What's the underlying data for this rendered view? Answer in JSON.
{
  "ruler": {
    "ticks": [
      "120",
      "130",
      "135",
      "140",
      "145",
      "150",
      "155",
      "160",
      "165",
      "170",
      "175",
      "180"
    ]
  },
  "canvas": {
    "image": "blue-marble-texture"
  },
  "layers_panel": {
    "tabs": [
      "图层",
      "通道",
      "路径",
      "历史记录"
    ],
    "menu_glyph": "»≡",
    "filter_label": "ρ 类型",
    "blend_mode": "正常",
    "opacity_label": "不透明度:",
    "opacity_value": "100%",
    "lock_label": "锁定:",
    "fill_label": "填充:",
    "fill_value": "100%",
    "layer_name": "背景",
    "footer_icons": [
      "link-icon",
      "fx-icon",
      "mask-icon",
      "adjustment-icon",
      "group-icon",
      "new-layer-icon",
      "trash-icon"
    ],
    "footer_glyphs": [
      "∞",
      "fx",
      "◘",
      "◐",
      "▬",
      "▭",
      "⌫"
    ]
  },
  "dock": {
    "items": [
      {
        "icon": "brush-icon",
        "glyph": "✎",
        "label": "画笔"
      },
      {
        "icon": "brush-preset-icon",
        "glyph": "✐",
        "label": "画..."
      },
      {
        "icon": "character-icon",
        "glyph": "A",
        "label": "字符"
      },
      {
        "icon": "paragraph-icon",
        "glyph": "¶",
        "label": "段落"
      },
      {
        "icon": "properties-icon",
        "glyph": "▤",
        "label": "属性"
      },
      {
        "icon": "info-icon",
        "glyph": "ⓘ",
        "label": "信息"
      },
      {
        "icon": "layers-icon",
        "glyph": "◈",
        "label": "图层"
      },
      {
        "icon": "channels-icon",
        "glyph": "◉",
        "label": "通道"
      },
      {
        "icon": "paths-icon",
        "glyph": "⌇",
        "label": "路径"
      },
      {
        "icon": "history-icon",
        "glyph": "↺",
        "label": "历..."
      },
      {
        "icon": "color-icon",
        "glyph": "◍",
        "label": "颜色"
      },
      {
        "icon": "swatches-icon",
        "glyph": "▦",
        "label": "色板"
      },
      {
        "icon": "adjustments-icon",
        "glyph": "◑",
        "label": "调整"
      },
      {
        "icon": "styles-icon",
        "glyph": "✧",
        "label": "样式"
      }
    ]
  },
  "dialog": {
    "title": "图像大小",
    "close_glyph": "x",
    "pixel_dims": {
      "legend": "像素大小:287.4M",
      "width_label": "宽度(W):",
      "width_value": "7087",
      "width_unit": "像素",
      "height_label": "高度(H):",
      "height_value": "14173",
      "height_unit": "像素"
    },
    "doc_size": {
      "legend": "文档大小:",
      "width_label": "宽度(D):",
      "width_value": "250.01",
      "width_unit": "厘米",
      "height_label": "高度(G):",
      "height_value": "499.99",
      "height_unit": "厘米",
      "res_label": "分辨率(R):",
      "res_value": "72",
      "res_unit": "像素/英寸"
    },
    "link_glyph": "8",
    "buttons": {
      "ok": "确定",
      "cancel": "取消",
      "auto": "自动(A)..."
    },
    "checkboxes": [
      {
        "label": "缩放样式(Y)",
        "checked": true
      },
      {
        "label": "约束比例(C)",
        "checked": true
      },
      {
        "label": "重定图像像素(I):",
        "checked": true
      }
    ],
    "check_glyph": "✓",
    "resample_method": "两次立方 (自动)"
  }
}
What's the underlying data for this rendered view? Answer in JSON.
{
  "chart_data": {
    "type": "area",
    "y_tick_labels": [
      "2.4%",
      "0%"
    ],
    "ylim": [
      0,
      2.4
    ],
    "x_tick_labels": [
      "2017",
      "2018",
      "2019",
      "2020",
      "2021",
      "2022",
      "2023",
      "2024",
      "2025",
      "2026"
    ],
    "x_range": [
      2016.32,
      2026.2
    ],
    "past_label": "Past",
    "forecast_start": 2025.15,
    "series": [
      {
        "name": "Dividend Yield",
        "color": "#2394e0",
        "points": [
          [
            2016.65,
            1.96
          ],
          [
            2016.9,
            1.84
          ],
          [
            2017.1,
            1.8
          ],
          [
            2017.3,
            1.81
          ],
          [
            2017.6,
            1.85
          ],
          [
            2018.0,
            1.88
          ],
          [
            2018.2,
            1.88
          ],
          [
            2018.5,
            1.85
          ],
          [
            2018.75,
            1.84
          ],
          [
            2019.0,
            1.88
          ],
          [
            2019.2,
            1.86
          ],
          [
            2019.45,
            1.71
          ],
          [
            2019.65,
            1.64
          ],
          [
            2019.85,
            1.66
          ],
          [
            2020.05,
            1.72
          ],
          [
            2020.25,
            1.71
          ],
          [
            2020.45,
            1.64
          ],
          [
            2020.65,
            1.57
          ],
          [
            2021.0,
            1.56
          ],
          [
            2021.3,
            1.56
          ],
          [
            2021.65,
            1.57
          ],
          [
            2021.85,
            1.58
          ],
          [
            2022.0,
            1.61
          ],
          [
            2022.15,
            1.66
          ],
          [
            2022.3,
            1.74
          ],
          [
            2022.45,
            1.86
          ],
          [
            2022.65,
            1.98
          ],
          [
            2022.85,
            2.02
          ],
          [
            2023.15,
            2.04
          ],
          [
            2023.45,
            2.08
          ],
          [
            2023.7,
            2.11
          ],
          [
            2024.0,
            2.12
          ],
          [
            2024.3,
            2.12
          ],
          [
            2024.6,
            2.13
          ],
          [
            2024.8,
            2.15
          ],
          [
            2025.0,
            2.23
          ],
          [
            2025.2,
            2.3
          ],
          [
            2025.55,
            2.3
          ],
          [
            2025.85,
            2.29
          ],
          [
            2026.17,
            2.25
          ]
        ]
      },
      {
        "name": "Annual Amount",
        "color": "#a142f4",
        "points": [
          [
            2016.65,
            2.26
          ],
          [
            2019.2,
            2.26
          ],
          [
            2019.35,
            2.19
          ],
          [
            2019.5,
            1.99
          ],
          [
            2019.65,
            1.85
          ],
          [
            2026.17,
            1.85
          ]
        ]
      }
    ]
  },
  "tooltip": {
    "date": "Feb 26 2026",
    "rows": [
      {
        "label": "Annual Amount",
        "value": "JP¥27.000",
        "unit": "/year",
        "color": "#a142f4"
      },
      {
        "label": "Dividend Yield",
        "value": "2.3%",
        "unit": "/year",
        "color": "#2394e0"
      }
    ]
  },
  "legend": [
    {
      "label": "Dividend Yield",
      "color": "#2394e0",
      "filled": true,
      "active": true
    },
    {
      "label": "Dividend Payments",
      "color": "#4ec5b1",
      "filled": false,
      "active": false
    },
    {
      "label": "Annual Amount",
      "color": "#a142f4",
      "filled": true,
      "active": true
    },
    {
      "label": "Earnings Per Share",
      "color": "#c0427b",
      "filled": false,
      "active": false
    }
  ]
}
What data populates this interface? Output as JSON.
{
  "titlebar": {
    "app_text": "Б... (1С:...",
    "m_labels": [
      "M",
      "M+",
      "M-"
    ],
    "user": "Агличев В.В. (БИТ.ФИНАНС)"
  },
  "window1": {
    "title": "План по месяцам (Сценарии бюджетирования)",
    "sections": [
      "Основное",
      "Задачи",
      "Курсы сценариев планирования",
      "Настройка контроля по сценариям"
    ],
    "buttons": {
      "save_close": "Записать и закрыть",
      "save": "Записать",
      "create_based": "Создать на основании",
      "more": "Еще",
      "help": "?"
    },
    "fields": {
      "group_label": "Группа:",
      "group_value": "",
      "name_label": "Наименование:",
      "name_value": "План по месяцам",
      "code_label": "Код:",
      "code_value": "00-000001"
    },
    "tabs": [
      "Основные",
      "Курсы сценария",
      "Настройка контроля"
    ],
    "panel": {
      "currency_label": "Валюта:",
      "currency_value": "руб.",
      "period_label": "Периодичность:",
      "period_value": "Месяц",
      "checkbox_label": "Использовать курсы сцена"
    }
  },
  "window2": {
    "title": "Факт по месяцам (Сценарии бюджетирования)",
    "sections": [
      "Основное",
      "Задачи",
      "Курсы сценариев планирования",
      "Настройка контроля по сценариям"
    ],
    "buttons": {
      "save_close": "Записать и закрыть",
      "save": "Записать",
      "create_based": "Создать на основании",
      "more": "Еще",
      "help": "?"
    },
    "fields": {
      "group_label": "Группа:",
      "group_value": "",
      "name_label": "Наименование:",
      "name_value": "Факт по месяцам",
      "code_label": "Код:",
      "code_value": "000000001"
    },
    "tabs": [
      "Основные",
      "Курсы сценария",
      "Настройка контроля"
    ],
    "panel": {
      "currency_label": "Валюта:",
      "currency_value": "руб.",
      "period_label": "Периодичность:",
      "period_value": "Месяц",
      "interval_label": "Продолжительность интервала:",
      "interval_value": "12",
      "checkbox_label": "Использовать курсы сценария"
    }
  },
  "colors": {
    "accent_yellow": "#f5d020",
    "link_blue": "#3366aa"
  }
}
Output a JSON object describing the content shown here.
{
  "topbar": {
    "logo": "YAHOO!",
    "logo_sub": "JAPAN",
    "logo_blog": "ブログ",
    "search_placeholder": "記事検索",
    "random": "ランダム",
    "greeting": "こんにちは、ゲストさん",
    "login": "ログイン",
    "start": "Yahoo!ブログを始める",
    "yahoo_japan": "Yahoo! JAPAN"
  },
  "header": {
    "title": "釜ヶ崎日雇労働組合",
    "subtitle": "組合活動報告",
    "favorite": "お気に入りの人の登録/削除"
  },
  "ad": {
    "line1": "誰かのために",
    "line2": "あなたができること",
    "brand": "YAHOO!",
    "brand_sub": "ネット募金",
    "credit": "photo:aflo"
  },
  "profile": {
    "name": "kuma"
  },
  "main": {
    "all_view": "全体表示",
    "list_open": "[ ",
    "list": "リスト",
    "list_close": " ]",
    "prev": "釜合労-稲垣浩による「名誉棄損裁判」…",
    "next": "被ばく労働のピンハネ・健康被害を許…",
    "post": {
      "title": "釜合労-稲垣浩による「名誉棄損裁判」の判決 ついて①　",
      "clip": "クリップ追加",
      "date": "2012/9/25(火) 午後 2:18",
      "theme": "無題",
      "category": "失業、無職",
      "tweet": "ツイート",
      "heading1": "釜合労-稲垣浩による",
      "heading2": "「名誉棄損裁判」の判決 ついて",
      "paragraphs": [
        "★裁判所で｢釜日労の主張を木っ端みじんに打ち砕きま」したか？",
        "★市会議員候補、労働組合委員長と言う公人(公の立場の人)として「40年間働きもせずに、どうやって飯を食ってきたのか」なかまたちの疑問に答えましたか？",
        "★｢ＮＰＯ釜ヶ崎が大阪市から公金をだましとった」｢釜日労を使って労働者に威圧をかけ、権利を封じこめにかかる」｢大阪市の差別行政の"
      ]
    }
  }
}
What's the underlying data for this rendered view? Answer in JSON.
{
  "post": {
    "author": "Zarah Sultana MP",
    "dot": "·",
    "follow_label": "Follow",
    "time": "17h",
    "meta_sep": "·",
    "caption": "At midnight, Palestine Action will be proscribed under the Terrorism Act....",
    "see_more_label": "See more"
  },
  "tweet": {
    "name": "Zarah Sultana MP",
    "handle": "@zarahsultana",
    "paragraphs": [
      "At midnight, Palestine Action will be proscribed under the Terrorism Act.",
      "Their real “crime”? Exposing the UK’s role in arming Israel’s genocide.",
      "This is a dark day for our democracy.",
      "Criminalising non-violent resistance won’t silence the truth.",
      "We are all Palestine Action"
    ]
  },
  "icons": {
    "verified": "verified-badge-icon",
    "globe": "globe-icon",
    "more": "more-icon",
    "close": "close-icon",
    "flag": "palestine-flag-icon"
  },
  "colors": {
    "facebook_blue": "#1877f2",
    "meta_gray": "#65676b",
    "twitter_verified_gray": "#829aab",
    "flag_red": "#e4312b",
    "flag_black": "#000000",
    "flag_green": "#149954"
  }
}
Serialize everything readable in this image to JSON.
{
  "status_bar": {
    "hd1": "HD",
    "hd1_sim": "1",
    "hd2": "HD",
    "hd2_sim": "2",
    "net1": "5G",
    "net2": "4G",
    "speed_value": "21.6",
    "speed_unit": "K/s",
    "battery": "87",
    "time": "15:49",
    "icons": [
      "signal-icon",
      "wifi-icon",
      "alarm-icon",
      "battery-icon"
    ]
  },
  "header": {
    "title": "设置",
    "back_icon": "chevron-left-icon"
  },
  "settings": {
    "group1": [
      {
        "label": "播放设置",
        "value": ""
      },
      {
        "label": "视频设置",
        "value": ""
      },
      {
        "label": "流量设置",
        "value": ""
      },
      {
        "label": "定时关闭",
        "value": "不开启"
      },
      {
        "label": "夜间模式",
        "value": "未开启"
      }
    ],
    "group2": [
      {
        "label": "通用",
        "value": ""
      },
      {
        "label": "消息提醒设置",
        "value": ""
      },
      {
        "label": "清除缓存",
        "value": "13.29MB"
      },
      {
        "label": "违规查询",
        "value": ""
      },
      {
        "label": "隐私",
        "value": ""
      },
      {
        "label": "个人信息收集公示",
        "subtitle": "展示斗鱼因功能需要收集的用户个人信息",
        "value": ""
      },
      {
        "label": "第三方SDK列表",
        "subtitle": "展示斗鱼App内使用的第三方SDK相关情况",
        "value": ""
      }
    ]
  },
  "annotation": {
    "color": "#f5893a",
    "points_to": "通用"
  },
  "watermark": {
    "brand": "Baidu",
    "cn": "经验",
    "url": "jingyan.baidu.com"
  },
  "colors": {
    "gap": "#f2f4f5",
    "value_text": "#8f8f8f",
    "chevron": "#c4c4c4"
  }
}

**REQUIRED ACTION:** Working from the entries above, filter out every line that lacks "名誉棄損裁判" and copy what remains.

**WORKED SOLUTION:**
    "prev": "釜合労-稲垣浩による「名誉棄損裁判」…",
      "title": "釜合労-稲垣浩による「名誉棄損裁判」の判決 ついて①　",
      "heading2": "「名誉棄損裁判」の判決 ついて",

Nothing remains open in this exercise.